> **Required action**:
With the pictures set aside, reproduce each entry precisely as it reads.

[Web page and app entries]
-*-*-

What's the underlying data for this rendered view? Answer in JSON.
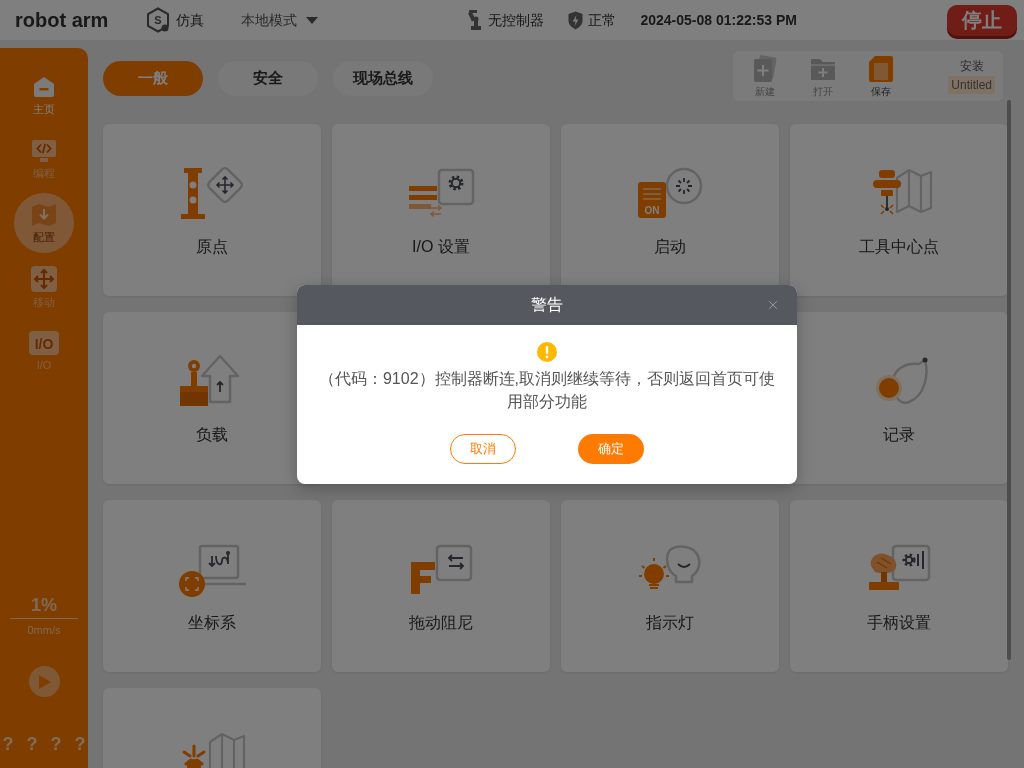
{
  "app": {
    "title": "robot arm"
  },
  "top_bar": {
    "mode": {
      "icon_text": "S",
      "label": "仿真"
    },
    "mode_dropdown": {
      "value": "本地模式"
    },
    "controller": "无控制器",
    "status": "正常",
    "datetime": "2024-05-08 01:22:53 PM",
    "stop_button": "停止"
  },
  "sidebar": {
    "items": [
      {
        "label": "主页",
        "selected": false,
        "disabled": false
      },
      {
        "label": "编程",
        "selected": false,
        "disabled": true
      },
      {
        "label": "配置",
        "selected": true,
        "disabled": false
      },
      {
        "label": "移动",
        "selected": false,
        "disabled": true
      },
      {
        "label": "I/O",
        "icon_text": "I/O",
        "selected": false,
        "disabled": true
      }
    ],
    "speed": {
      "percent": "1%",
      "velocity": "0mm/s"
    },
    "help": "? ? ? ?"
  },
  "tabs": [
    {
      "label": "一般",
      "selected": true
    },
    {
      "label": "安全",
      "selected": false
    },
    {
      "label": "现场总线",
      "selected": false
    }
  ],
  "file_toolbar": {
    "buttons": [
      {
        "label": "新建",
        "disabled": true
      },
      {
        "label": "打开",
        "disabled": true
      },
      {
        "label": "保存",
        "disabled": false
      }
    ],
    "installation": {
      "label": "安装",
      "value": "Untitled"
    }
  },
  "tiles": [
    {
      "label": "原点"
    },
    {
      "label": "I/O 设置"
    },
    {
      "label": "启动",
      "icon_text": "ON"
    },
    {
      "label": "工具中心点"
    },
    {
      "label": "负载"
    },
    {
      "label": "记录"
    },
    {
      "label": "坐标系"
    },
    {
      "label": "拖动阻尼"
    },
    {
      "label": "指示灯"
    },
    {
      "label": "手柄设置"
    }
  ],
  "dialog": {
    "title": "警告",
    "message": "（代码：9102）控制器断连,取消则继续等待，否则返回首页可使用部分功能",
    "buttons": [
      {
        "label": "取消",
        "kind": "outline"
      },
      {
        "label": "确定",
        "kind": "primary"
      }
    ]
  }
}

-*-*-

> **Answer below**:
What's the underlying data for this rendered view? Answer in JSON.
{
  "app": {
    "title": "robot arm"
  },
  "top_bar": {
    "mode": {
      "icon_text": "S",
      "label": "仿真"
    },
    "mode_dropdown": {
      "value": "本地模式"
    },
    "controller": "无控制器",
    "status": "正常",
    "datetime": "2024-05-08 01:22:53 PM",
    "stop_button": "停止"
  },
  "sidebar": {
    "items": [
      {
        "label": "主页",
        "selected": false,
        "disabled": false
      },
      {
        "label": "编程",
        "selected": false,
        "disabled": true
      },
      {
        "label": "配置",
        "selected": true,
        "disabled": false
      },
      {
        "label": "移动",
        "selected": false,
        "disabled": true
      },
      {
        "label": "I/O",
        "icon_text": "I/O",
        "selected": false,
        "disabled": true
      }
    ],
    "speed": {
      "percent": "1%",
      "velocity": "0mm/s"
    },
    "help": "? ? ? ?"
  },
  "tabs": [
    {
      "label": "一般",
      "selected": true
    },
    {
      "label": "安全",
      "selected": false
    },
    {
      "label": "现场总线",
      "selected": false
    }
  ],
  "file_toolbar": {
    "buttons": [
      {
        "label": "新建",
        "disabled": true
      },
      {
        "label": "打开",
        "disabled": true
      },
      {
        "label": "保存",
        "disabled": false
      }
    ],
    "installation": {
      "label": "安装",
      "value": "Untitled"
    }
  },
  "tiles": [
    {
      "label": "原点"
    },
    {
      "label": "I/O 设置"
    },
    {
      "label": "启动",
      "icon_text": "ON"
    },
    {
      "label": "工具中心点"
    },
    {
      "label": "负载"
    },
    {
      "label": "记录"
    },
    {
      "label": "坐标系"
    },
    {
      "label": "拖动阻尼"
    },
    {
      "label": "指示灯"
    },
    {
      "label": "手柄设置"
    }
  ],
  "dialog": {
    "title": "警告",
    "message": "（代码：9102）控制器断连,取消则继续等待，否则返回首页可使用部分功能",
    "buttons": [
      {
        "label": "取消",
        "kind": "outline"
      },
      {
        "label": "确定",
        "kind": "primary"
      }
    ]
  }
}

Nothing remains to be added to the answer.